• [Task prompt] Whenever the word "period" appears in a line of the data below, copy that line.

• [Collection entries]
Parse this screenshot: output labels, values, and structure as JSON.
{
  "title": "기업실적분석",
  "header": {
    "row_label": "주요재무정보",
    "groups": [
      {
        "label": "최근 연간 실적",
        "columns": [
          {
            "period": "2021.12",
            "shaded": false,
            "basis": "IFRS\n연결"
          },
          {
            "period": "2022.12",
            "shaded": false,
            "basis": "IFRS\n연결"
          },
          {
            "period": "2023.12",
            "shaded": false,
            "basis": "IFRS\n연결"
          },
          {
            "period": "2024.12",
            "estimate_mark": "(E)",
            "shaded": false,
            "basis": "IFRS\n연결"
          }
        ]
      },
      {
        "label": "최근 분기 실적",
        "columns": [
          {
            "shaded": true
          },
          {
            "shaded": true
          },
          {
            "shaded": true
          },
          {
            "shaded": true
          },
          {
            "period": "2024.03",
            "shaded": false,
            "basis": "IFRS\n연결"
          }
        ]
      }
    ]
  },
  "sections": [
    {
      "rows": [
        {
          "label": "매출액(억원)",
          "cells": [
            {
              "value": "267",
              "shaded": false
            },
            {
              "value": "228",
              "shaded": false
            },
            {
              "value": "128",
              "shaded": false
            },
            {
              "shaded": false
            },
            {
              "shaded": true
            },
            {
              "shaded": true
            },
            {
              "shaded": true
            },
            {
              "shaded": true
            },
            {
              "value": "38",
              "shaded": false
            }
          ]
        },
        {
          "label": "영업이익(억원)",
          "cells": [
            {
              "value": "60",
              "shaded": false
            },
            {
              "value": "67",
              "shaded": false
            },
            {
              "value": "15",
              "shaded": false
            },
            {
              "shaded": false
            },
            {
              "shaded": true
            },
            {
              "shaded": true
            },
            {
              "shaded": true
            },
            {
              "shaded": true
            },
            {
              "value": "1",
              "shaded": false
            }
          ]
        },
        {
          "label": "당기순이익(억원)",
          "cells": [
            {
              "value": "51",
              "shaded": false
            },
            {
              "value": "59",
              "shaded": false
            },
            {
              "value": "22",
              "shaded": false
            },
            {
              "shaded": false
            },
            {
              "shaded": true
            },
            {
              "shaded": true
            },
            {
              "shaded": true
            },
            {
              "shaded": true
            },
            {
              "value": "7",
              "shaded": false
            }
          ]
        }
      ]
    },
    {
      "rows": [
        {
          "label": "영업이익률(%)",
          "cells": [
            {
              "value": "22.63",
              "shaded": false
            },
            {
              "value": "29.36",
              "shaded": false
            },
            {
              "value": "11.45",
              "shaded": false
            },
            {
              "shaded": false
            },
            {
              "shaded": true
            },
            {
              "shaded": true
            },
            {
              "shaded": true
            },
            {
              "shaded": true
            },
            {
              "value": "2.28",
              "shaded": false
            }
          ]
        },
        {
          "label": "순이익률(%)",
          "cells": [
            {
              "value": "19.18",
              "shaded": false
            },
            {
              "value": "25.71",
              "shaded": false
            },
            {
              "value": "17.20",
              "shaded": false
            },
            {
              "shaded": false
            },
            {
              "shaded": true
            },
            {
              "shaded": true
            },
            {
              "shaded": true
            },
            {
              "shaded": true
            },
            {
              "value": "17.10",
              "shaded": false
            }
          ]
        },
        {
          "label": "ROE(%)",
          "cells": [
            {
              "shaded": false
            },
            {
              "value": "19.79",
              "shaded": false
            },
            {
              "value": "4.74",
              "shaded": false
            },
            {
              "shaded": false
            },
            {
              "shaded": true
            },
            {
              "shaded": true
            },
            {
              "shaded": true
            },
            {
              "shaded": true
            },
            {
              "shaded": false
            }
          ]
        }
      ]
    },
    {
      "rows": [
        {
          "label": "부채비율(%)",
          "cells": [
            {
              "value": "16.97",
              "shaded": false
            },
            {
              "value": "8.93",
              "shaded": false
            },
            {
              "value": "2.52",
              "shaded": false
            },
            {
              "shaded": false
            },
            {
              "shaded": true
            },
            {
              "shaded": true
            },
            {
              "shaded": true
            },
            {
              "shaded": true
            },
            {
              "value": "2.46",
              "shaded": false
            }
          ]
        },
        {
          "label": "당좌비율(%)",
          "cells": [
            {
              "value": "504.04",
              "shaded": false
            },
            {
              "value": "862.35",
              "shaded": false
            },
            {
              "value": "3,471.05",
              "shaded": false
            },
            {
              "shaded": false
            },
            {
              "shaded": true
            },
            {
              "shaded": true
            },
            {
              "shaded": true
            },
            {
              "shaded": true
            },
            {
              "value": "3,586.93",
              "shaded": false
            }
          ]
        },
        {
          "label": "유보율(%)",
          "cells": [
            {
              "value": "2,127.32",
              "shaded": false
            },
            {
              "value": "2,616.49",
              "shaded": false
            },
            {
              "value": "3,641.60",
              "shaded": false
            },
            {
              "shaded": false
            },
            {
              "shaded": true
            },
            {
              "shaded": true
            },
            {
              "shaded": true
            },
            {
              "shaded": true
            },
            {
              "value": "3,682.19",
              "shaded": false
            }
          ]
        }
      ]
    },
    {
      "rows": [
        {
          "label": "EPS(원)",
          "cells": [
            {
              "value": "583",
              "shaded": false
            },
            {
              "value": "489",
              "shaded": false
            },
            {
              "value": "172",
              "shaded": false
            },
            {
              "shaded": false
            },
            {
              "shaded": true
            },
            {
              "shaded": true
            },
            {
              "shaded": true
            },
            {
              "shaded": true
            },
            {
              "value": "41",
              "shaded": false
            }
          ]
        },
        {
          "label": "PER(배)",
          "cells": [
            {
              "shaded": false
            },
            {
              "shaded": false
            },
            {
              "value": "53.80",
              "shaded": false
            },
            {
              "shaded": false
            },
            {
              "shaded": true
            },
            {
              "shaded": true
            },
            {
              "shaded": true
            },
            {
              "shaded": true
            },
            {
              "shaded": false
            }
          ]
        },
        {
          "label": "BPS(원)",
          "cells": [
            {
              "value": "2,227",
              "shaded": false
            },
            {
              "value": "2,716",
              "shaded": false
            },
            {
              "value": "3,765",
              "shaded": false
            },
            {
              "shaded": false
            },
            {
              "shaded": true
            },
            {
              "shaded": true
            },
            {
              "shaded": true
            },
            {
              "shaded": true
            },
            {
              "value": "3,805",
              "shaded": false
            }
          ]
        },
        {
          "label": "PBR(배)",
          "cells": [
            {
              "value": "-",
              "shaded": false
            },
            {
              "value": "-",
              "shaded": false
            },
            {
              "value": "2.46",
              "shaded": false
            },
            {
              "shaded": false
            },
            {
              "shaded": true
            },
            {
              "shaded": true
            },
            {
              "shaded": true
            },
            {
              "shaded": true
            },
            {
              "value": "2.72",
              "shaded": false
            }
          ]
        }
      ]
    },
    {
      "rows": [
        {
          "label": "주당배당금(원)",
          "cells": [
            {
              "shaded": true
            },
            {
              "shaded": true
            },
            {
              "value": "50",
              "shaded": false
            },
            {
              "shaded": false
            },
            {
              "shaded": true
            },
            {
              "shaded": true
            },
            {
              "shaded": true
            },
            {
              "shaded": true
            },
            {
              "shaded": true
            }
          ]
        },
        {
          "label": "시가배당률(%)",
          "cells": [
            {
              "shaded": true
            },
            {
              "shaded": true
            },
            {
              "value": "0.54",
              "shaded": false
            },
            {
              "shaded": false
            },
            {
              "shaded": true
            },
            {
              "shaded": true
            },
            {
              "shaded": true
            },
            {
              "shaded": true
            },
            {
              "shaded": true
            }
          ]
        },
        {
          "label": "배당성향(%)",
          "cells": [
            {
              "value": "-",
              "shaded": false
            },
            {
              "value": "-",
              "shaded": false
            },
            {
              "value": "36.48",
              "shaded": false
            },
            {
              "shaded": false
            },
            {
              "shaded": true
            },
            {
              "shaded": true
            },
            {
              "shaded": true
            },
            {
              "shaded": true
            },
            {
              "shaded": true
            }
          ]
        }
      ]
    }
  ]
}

• [Output of the task]
            "period": "2021.12",
            "period": "2022.12",
            "period": "2023.12",
            "period": "2024.12",
            "period": "2024.03",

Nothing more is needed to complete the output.